Encourage reading, show real interest (kids will know if you’re faking it), and include diverse books in your class. Please keep in mind that intelligence don'ts always look like you read a book, you take a test (or write an essay), you get an A. Learning styles differ from child to child. Some may not even know a lot of English, but that doesn’t mean they’re not smart. It only means they are currently learning a new language. If you want to encourage reading, you’re going to have to think outside the box. Offer graphic novels as supplemental reading for those who are visual learners, audiobooks for those who need to read along to pick up new words or are auditory learners.
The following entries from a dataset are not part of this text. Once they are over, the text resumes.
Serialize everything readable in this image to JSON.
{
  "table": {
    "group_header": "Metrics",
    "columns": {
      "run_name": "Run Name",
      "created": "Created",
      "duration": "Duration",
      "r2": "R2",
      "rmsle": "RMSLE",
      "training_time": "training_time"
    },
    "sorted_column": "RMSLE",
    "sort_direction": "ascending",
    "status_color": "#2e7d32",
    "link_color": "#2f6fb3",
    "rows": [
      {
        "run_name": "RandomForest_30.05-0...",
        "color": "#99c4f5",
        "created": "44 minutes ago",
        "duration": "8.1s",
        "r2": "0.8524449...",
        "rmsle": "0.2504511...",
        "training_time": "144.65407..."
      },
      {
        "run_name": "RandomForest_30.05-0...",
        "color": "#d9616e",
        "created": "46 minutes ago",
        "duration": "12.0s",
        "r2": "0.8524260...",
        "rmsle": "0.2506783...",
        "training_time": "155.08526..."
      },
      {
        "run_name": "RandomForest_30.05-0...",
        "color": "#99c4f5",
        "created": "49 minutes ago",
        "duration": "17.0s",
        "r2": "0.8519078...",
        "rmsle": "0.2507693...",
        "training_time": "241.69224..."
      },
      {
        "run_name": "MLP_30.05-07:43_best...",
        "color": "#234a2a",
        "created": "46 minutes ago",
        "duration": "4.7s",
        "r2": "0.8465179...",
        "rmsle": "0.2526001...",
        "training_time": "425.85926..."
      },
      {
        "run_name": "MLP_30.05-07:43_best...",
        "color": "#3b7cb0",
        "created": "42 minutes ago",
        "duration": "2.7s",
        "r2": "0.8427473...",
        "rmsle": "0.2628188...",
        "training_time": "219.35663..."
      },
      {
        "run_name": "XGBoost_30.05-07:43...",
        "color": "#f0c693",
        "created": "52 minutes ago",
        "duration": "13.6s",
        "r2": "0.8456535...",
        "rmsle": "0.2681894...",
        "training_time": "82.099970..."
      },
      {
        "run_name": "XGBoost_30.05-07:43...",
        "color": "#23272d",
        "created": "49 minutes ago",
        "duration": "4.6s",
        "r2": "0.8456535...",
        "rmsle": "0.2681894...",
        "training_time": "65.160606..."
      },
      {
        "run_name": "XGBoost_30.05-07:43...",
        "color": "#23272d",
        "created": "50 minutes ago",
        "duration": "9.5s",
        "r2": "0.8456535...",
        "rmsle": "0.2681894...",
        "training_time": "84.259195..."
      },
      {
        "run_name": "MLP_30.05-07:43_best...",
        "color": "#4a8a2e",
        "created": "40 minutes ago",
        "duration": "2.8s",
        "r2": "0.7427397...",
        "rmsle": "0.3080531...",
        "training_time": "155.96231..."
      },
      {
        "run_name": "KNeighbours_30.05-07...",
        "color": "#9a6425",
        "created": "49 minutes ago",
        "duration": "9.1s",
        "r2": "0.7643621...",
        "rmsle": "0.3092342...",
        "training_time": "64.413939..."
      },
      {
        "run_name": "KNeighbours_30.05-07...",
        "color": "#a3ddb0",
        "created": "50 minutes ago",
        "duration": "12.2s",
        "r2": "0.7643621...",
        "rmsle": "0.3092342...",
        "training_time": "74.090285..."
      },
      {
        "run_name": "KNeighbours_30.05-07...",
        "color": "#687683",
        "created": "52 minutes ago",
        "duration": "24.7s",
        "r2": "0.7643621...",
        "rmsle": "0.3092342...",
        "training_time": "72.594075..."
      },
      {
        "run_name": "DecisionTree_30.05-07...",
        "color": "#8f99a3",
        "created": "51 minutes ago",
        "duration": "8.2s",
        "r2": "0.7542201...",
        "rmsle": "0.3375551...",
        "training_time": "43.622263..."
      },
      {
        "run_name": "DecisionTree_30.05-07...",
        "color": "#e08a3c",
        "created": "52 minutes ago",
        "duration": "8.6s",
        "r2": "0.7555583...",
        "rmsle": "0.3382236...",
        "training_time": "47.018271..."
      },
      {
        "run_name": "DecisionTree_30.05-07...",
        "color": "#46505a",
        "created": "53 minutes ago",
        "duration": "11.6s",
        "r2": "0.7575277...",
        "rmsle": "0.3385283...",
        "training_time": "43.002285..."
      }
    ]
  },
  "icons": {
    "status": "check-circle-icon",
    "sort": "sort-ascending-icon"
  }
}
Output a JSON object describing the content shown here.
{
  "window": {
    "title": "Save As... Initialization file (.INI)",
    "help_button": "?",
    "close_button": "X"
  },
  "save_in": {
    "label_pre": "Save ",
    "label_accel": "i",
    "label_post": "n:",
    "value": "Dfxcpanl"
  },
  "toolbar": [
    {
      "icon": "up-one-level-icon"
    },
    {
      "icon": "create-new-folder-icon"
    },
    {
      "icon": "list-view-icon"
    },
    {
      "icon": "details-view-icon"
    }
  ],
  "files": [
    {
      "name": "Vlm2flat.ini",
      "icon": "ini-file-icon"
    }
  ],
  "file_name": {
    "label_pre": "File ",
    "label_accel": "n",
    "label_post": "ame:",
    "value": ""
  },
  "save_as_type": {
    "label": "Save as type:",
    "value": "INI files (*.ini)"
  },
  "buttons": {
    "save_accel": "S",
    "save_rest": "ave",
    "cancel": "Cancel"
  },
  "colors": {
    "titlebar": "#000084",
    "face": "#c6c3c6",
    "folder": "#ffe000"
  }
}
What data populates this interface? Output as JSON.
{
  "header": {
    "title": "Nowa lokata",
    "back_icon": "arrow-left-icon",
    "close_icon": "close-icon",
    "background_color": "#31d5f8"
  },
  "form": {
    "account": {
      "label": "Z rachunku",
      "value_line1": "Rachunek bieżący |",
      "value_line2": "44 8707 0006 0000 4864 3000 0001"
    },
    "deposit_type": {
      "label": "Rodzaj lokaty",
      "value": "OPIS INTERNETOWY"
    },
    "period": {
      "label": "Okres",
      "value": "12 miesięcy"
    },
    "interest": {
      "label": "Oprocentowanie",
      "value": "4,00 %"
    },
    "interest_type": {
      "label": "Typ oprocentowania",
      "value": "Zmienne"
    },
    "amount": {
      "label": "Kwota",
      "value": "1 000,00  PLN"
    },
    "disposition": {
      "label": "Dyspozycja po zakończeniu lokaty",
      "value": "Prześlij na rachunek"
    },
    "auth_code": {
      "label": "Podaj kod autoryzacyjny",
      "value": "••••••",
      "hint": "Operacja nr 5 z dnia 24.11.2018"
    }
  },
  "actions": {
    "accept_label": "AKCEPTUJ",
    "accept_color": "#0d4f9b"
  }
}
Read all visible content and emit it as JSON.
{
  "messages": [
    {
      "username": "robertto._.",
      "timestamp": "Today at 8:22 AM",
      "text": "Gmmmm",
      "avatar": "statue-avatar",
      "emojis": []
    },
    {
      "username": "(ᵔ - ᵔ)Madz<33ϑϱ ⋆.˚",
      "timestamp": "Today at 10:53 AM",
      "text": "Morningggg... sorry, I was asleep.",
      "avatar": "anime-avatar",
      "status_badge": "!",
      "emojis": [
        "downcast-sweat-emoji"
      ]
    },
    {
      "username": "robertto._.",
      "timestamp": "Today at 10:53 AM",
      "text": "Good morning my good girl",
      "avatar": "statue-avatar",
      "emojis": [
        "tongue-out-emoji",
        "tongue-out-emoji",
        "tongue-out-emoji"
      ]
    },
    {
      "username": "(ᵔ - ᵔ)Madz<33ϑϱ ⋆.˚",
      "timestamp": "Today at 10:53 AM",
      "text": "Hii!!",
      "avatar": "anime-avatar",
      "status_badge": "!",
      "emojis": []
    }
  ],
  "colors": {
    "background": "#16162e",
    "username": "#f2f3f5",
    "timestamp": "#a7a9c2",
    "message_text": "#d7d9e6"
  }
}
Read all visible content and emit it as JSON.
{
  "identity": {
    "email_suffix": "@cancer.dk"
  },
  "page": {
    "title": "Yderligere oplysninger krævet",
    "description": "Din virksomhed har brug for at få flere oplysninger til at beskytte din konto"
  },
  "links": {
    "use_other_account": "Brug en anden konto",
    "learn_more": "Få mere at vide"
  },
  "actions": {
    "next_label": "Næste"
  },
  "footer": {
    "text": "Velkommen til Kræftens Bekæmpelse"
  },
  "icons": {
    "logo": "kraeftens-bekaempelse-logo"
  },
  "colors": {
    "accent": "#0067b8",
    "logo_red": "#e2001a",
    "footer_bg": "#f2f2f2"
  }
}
Let kids make soundtracks/playlists for the books they are reading and listen to them when they explain why each song matters to the story. Let them write poems or rap. Let them draw a scene that evokes an emotion within them. Most of all, listen. These kids in front of you have stories to tell of their own and one day one of them is going to write a book and perhaps in the acknowledgement, you’ll be there.
All of this is going to take time to make them feel safe to explore in classroom and you might feel exhausted by the end of the day but dang it, you’re going to make a difference.
What are you reading now?
The Ten Thousand Doors of January (YA) and On Earth We are Briefly Gorgeous
Shop for books mentioned in this post:
- Eleanor and Park by Rainbow Rowell
- Like Water for Chocolate by Laura Esquival
- Ramona the Pest by Beverly Cleary
- Nancy Drew by Carolyn Keene
- Encyclopedia Brown by Donald J. Sobol
- Where the Sidewalk Ends by Shel Silverstein
- Gone With the Wind by Margaret Mitchell
- Edgar Allan Poe
- Pride and Prejudice by Jane Austen
- Jude Deveraux
- Sweet Valley High by Francine Pascal
- Amy Tan
- Jurassic Park by Michael Creighton
- The Haunting Of Hill House by Shirley Jackson
- The Color Purple by Alice Walker
- Heart Of Darkness by Joseph Conrad
- The Bluest Eye by Toni Morrison
- The Ten Thousand Doors of January by Alix E. Harrow
- On Earth We are Briefly Gorgeous by Ocean Vuong